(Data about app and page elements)

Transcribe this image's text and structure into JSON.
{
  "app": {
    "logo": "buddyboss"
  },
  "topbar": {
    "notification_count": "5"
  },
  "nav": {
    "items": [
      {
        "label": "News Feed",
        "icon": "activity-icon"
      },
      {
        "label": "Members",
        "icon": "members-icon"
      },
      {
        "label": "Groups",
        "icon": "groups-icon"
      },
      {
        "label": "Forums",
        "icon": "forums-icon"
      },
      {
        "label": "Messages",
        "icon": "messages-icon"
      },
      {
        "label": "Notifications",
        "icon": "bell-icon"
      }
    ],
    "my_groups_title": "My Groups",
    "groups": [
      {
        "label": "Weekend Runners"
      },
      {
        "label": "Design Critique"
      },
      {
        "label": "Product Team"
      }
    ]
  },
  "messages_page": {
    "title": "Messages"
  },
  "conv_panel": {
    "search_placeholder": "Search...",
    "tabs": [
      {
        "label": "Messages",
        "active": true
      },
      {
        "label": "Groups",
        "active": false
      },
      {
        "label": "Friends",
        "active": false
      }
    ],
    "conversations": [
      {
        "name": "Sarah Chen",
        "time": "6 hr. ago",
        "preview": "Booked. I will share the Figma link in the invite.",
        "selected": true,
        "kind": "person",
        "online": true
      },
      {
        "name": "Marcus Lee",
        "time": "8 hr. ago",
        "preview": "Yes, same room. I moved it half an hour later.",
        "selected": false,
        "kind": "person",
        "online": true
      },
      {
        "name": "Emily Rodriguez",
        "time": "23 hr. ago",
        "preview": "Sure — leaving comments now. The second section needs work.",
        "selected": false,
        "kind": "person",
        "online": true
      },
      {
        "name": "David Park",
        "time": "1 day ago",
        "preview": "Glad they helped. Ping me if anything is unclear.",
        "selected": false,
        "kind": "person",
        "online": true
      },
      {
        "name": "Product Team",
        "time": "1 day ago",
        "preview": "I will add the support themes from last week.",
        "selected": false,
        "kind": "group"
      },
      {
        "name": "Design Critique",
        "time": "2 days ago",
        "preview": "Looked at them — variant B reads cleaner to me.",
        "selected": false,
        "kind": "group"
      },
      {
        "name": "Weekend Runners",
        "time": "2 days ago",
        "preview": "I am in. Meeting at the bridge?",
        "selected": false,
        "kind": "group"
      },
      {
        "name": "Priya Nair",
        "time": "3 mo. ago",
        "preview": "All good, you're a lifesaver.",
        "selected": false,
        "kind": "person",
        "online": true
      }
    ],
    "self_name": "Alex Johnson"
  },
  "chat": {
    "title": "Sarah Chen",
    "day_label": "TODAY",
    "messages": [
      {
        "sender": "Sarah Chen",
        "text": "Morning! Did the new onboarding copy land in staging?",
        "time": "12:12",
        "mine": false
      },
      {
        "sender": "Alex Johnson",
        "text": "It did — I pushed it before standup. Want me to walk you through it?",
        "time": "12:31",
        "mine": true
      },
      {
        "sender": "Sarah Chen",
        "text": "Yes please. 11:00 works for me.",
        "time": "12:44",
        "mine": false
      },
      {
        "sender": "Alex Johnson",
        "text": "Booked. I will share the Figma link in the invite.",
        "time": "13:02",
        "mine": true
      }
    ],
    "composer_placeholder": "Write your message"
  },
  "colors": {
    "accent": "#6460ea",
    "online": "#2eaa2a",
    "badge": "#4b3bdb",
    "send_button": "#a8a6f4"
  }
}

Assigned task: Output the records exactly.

Solution:
Transcribe this image's text and structure into JSON.
{
  "app": {
    "logo": "buddyboss"
  },
  "topbar": {
    "notification_count": "5"
  },
  "nav": {
    "items": [
      {
        "label": "News Feed",
        "icon": "activity-icon"
      },
      {
        "label": "Members",
        "icon": "members-icon"
      },
      {
        "label": "Groups",
        "icon": "groups-icon"
      },
      {
        "label": "Forums",
        "icon": "forums-icon"
      },
      {
        "label": "Messages",
        "icon": "messages-icon"
      },
      {
        "label": "Notifications",
        "icon": "bell-icon"
      }
    ],
    "my_groups_title": "My Groups",
    "groups": [
      {
        "label": "Weekend Runners"
      },
      {
        "label": "Design Critique"
      },
      {
        "label": "Product Team"
      }
    ]
  },
  "messages_page": {
    "title": "Messages"
  },
  "conv_panel": {
    "search_placeholder": "Search...",
    "tabs": [
      {
        "label": "Messages",
        "active": true
      },
      {
        "label": "Groups",
        "active": false
      },
      {
        "label": "Friends",
        "active": false
      }
    ],
    "conversations": [
      {
        "name": "Sarah Chen",
        "time": "6 hr. ago",
        "preview": "Booked. I will share the Figma link in the invite.",
        "selected": true,
        "kind": "person",
        "online": true
      },
      {
        "name": "Marcus Lee",
        "time": "8 hr. ago",
        "preview": "Yes, same room. I moved it half an hour later.",
        "selected": false,
        "kind": "person",
        "online": true
      },
      {
        "name": "Emily Rodriguez",
        "time": "23 hr. ago",
        "preview": "Sure — leaving comments now. The second section needs work.",
        "selected": false,
        "kind": "person",
        "online": true
      },
      {
        "name": "David Park",
        "time": "1 day ago",
        "preview": "Glad they helped. Ping me if anything is unclear.",
        "selected": false,
        "kind": "person",
        "online": true
      },
      {
        "name": "Product Team",
        "time": "1 day ago",
        "preview": "I will add the support themes from last week.",
        "selected": false,
        "kind": "group"
      },
      {
        "name": "Design Critique",
        "time": "2 days ago",
        "preview": "Looked at them — variant B reads cleaner to me.",
        "selected": false,
        "kind": "group"
      },
      {
        "name": "Weekend Runners",
        "time": "2 days ago",
        "preview": "I am in. Meeting at the bridge?",
        "selected": false,
        "kind": "group"
      },
      {
        "name": "Priya Nair",
        "time": "3 mo. ago",
        "preview": "All good, you're a lifesaver.",
        "selected": false,
        "kind": "person",
        "online": true
      }
    ],
    "self_name": "Alex Johnson"
  },
  "chat": {
    "title": "Sarah Chen",
    "day_label": "TODAY",
    "messages": [
      {
        "sender": "Sarah Chen",
        "text": "Morning! Did the new onboarding copy land in staging?",
        "time": "12:12",
        "mine": false
      },
      {
        "sender": "Alex Johnson",
        "text": "It did — I pushed it before standup. Want me to walk you through it?",
        "time": "12:31",
        "mine": true
      },
      {
        "sender": "Sarah Chen",
        "text": "Yes please. 11:00 works for me.",
        "time": "12:44",
        "mine": false
      },
      {
        "sender": "Alex Johnson",
        "text": "Booked. I will share the Figma link in the invite.",
        "time": "13:02",
        "mine": true
      }
    ],
    "composer_placeholder": "Write your message"
  },
  "colors": {
    "accent": "#6460ea",
    "online": "#2eaa2a",
    "badge": "#4b3bdb",
    "send_button": "#a8a6f4"
  }
}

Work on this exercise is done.